Summary:In 1897, a young sociologist who was already marked as a scholar of the highest promise submitted to the American Association of Political and Social Sciences a "plan for the study of the Negro problem." The product of that plan was the first great empirical book on the Negro in American society. William Edward Burghardt DuBois (1868-1963), Ph. D. from Harvard (class of 1890), was given a temporary post as Assistant in Sociology at the University of Pennsylvania in order to conduct in-depth studies on the Negro community in Philadelphia. The provost of the university was interested and sympathetic, but DuBois knew early on that white interest and sympathy were far from enough. He knew that scholarship was itself a great weapon in the Negro's struggle for a decent life. The Philadelphia Negro was originally published by the University of Pennsylvania Press in 1899. One of the first works to combine the use of urban ethnography, social history, and descriptive statistics, it has become a classic work in the social science literature. Both the issues the book raises and the evolution of DuBois's own thinking about the problems of black integration into American society sound strikingly contemporary. Among the intriguing aspects of The Philadelphia Negro are what it says about the author, about race in urban America and about social science at the time, but even more important is the fact that many of DuBois's observations can be made - in fact are being made - by investigators today. In his introduction to this edition, Elijah Anderson traces DuBois's life before his move to Philadelphia. He then examines how the neighborhood studied by DuBois has changed over the years, and he compares the status of blacks today with their status when the book was initially published

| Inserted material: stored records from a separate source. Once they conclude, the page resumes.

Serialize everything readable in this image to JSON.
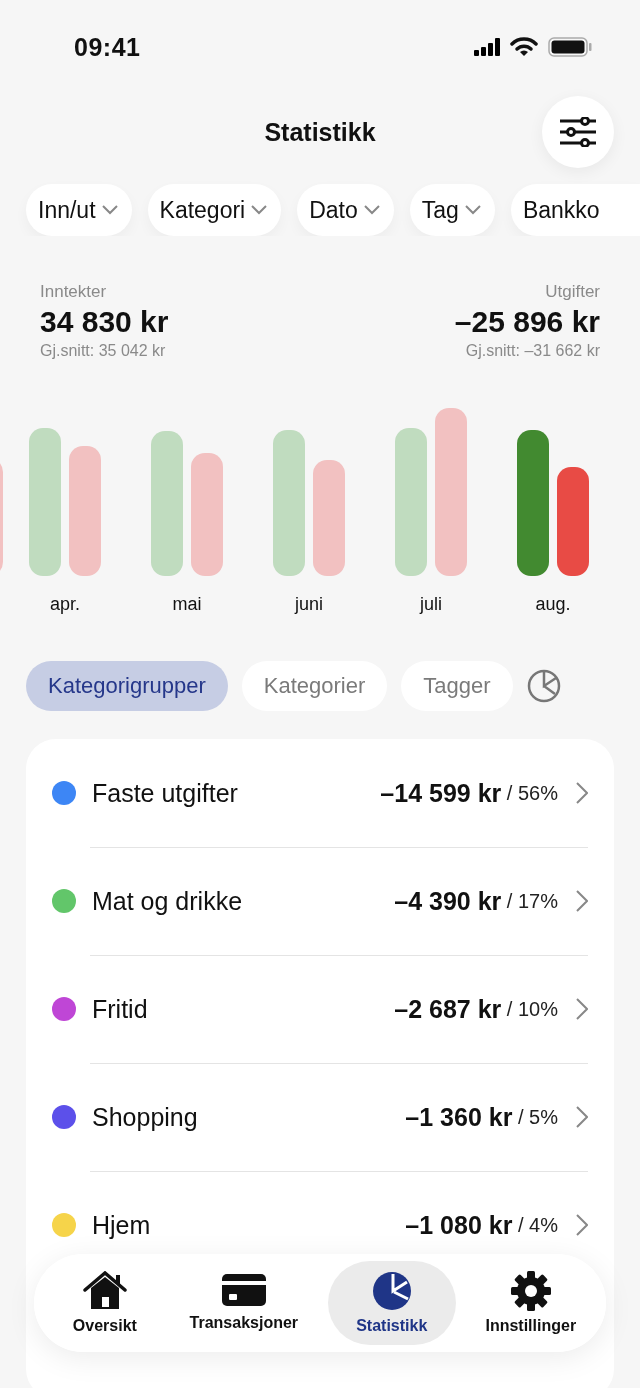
{
  "status_bar": {
    "time": "09:41"
  },
  "header": {
    "title": "Statistikk"
  },
  "filters": [
    {
      "label": "Inn/ut"
    },
    {
      "label": "Kategori"
    },
    {
      "label": "Dato"
    },
    {
      "label": "Tag"
    },
    {
      "label": "Bankko"
    }
  ],
  "summary": {
    "income": {
      "label": "Inntekter",
      "amount": "34 830 kr",
      "average": "Gj.snitt: 35 042 kr"
    },
    "expenses": {
      "label": "Utgifter",
      "amount": "–25 896 kr",
      "average": "Gj.snitt: –31 662 kr"
    }
  },
  "months": [
    {
      "label": "apr.",
      "selected": false
    },
    {
      "label": "mai",
      "selected": false
    },
    {
      "label": "juni",
      "selected": false
    },
    {
      "label": "juli",
      "selected": false
    },
    {
      "label": "aug.",
      "selected": true
    }
  ],
  "segments": [
    {
      "label": "Kategorigrupper",
      "selected": true
    },
    {
      "label": "Kategorier",
      "selected": false
    },
    {
      "label": "Tagger",
      "selected": false
    }
  ],
  "categories": [
    {
      "name": "Faste utgifter",
      "amount": "–14 599 kr",
      "share": "/ 56%",
      "color": "#3d86f5"
    },
    {
      "name": "Mat og drikke",
      "amount": "–4 390 kr",
      "share": "/ 17%",
      "color": "#62c66a"
    },
    {
      "name": "Fritid",
      "amount": "–2 687 kr",
      "share": "/ 10%",
      "color": "#bf46d6"
    },
    {
      "name": "Shopping",
      "amount": "–1 360 kr",
      "share": "/ 5%",
      "color": "#5c50ea"
    },
    {
      "name": "Hjem",
      "amount": "–1 080 kr",
      "share": "/ 4%",
      "color": "#f6d44a"
    }
  ],
  "tab_bar": [
    {
      "label": "Oversikt",
      "selected": false
    },
    {
      "label": "Transaksjoner",
      "selected": false
    },
    {
      "label": "Statistikk",
      "selected": true
    },
    {
      "label": "Innstillinger",
      "selected": false
    }
  ]
}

Twenty-three research papers written by Liberman and colleagues at Haskins Laboratories charts the techniques, methods and insights discovered about speech perception over a period of five decades. The topics span a number of research dilemmas, for example creating machine produced speech in 1944 when technology had not risen to the researchers' imagination level. Other subjects such as speech perception research, motor theory research, and investigations in auditory and phonetic modes, are shown in process, i.e. the errors and reversals as well as the successes. Annotation copyright by Book News, Inc., Portland, OR

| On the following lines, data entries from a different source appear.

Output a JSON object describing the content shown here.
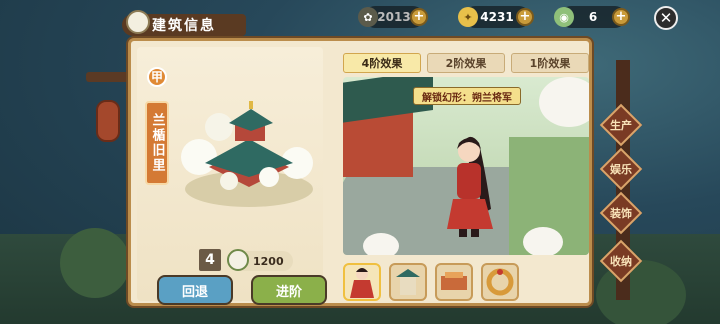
{
  "top_bar": {
    "resource_1": {
      "value": "2013"
    },
    "resource_2": {
      "value": "4231"
    },
    "resource_3": {
      "value": "6"
    },
    "plus_label": "+",
    "close_label": "✕"
  },
  "title": "建筑信息",
  "building": {
    "tier_badge": "甲",
    "name": "兰楯旧里",
    "level": "4",
    "cost": "1200"
  },
  "buttons": {
    "back_label": "回退",
    "upgrade_label": "进阶"
  },
  "tabs": [
    {
      "label": "4阶效果",
      "active": true
    },
    {
      "label": "2阶效果",
      "active": false
    },
    {
      "label": "1阶效果",
      "active": false
    }
  ],
  "unlock_tag": "解锁幻形：朔兰将军",
  "side_menu": [
    "生产",
    "娱乐",
    "装饰",
    "收纳"
  ],
  "colors": {
    "panel": "#f3e8cf",
    "border": "#bb8d4c",
    "back_button": "#5aa0c4",
    "upgrade_button": "#8bb04a",
    "tab_active": "#f8e9a8"
  }
}
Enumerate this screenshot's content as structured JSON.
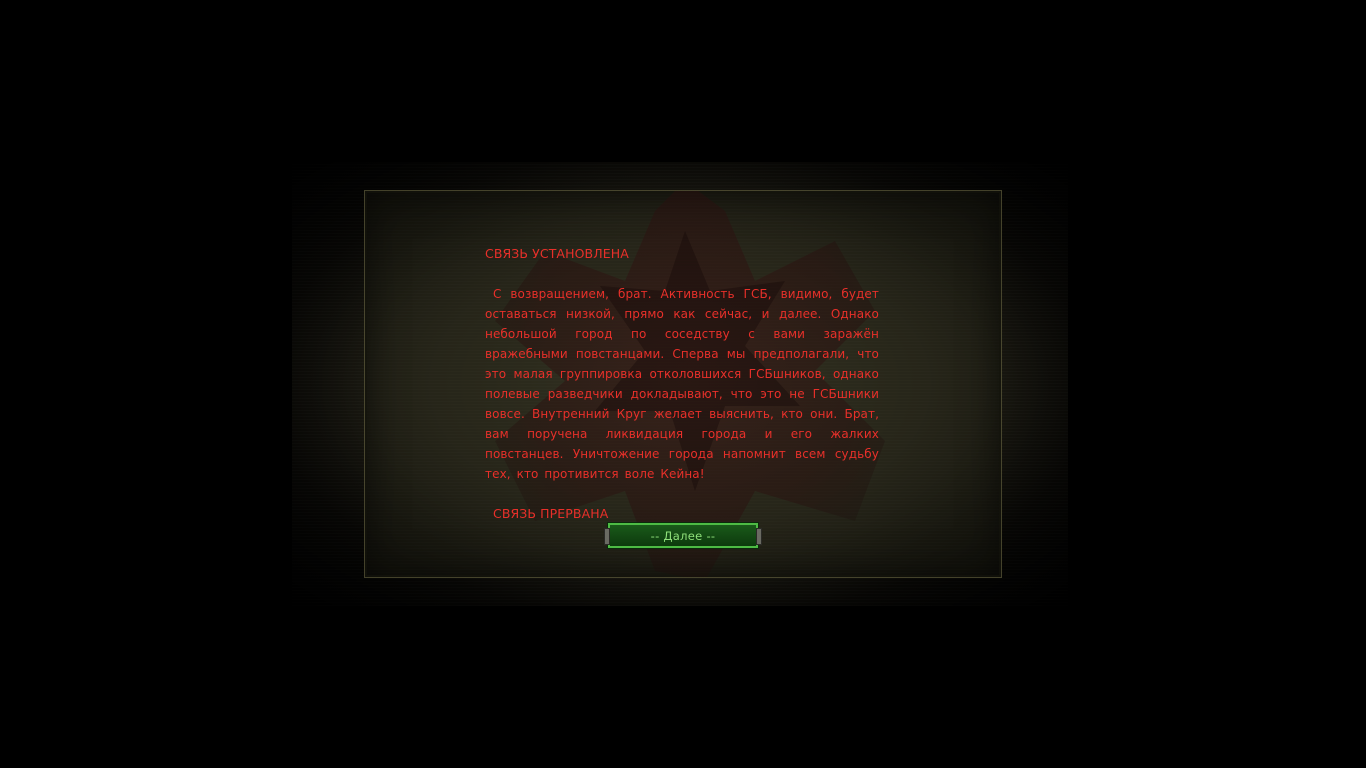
{
  "briefing": {
    "title": "СВЯЗЬ УСТАНОВЛЕНА",
    "message": "С возвращением, брат. Активность ГСБ, видимо, будет оставаться низкой, прямо как сейчас, и далее. Однако небольшой город по соседству с вами заражён вражебными повстанцами. Сперва мы предполагали, что это малая группировка отколовшихся ГСБшников, однако полевые разведчики докладывают, что это не ГСБшники вовсе. Внутренний Круг желает выяснить, кто они. Брат, вам поручена ликвидация города и его жалких повстанцев. Уничтожение города напомнит всем судьбу тех, кто противится воле Кейна!",
    "footer": "СВЯЗЬ ПРЕРВАНА",
    "continue_label": "-- Далее --"
  },
  "colors": {
    "text": "#e8302a",
    "button_border": "#4dbb44",
    "button_text": "#8fe07a",
    "panel": "#2c2a1c"
  },
  "icons": {
    "background_emblem": "faded-scorpion-emblem"
  }
}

Item Description:Print version record.
Physical Description:1 online resource (xxxvi, 520 pages) : illustrations, maps
Bibliography:Includes bibliographical references and index.
ISBN:0585196842
0812215737
9780585196848
9780812215731
Author Notes:Civil rights leader and author, William Edward Burghardt Du Bois was born in Great Barrington, Massachusetts on February 23, 1868. He earned a B.A. from both Harvard and Fisk universities, an M.A. and Ph.D. from Harvard, and studied at the University of Berlin. He taught briefly at Wilberforce University before he came professor of history and economics at Atlanta University in Ohio (1896-1910). There, he wrote The Souls of Black Folk (1903), in which he pointed out that it was up to whites and blacks jointly to solve the problems created by the denial of civil rights to blacks. In 1905, Du Bois became a major figure in the Niagara Movement, a crusading effort to end discrimination. The organization collapsed, but it prepared the way for the founding of the National Association for the Advancement of Colored People (NAACP), in which Du Bois played a major role. In 1910, he became editor of the NAACP magazine, a position he held for more than 20 years.

Du Bois returned to Atlanta University in 1932 and tried to implement a plan to make the Negro Land Grant Colleges centers of black power. Atlanta approved of his idea, but later retracted its support. When Du Bois tried to return to NAACP, it rejected him too.

Active in several Pan-African Congresses, Du Bois came to know Fwame Nkrumah, the first president of Ghana, and Jono Kenyatta the president of Kenya. In 1961, the same year Du Bois joined the Communist party, Nkrumah invited him to Ghana as a director of an Encyclopedia Africana project. He died there on August 27, 1963, after becoming a citizen of that country.

(Bowker Author Biography)